• _Given information_:
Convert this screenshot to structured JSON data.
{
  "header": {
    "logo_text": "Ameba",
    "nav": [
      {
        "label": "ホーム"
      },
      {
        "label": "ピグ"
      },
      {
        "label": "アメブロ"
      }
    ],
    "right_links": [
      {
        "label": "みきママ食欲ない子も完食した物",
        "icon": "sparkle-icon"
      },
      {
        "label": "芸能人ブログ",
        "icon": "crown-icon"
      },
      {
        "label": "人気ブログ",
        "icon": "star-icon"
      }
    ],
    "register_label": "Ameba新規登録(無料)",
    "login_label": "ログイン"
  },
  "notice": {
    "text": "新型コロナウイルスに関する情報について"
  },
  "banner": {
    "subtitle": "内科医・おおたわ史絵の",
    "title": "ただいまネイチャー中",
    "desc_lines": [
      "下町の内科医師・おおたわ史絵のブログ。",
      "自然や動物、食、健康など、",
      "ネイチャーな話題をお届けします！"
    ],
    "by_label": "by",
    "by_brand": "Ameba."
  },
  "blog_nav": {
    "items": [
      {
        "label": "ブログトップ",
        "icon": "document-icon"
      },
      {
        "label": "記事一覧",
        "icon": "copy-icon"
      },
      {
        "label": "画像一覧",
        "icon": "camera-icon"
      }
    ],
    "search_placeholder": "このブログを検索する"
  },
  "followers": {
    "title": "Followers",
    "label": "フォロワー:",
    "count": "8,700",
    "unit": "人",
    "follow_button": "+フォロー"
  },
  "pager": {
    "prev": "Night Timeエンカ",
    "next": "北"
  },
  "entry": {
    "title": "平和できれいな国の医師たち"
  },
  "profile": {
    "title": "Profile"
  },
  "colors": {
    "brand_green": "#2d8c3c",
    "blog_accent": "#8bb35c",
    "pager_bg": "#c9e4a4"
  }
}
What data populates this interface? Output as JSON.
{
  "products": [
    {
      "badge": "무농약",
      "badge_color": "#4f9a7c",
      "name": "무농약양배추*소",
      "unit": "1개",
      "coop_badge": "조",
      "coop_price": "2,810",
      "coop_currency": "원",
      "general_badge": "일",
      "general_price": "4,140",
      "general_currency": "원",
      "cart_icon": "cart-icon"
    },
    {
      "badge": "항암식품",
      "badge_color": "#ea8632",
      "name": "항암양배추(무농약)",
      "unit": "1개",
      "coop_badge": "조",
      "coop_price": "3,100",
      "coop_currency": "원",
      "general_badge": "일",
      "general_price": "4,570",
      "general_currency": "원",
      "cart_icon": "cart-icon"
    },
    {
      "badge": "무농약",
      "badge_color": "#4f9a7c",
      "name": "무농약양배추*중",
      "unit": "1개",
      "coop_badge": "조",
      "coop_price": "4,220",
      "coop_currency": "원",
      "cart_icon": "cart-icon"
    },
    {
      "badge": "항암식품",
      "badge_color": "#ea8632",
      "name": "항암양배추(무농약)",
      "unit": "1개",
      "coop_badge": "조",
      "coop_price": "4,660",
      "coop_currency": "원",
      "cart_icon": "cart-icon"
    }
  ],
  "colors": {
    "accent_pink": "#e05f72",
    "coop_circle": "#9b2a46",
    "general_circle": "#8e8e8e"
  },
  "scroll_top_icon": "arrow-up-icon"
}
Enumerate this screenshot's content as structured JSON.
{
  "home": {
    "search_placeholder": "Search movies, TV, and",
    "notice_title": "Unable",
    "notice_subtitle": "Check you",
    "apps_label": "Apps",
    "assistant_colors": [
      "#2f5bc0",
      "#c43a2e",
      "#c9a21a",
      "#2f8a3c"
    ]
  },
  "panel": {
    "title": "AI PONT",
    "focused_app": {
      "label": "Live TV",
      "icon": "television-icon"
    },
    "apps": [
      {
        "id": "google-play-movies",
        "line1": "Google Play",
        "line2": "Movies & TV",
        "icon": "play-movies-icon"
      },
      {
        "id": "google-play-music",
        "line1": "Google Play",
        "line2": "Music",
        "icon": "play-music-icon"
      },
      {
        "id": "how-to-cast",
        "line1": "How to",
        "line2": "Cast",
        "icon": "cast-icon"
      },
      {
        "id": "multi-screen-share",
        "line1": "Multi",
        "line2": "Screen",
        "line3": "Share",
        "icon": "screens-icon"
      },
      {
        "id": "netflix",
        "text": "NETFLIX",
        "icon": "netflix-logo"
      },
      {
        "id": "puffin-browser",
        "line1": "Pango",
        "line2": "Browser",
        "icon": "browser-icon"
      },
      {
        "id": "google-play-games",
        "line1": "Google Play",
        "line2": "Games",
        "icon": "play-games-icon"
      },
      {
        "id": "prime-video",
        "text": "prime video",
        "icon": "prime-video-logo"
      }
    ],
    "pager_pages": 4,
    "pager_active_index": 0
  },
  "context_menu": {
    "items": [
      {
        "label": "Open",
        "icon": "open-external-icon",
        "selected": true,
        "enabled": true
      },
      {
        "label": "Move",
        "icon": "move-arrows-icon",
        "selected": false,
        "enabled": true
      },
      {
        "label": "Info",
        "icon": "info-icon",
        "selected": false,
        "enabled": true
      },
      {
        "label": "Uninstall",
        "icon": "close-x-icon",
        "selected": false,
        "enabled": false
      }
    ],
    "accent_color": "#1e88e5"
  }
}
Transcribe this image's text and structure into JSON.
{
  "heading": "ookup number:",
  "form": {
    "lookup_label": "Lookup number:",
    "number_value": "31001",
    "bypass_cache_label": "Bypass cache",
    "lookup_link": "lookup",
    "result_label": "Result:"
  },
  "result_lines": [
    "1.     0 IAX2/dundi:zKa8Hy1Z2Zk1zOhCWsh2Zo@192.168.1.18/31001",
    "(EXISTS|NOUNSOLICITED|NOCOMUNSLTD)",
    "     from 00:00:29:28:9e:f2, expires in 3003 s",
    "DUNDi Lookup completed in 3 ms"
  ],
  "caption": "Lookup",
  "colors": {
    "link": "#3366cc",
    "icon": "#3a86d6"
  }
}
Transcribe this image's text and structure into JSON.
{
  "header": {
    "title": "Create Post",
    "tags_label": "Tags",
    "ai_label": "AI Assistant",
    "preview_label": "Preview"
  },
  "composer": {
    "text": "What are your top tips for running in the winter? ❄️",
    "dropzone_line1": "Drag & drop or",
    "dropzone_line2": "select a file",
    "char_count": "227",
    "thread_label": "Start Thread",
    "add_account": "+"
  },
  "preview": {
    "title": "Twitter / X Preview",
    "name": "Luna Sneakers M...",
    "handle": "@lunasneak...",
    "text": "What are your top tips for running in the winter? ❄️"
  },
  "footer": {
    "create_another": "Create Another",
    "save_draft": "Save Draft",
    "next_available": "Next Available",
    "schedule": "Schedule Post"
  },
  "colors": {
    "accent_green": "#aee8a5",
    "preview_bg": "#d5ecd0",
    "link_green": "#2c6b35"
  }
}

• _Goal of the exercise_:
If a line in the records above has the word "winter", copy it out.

• _Output for this exercise_:
    "text": "What are your top tips for running in the winter? ❄️",
    "text": "What are your top tips for running in the winter? ❄️"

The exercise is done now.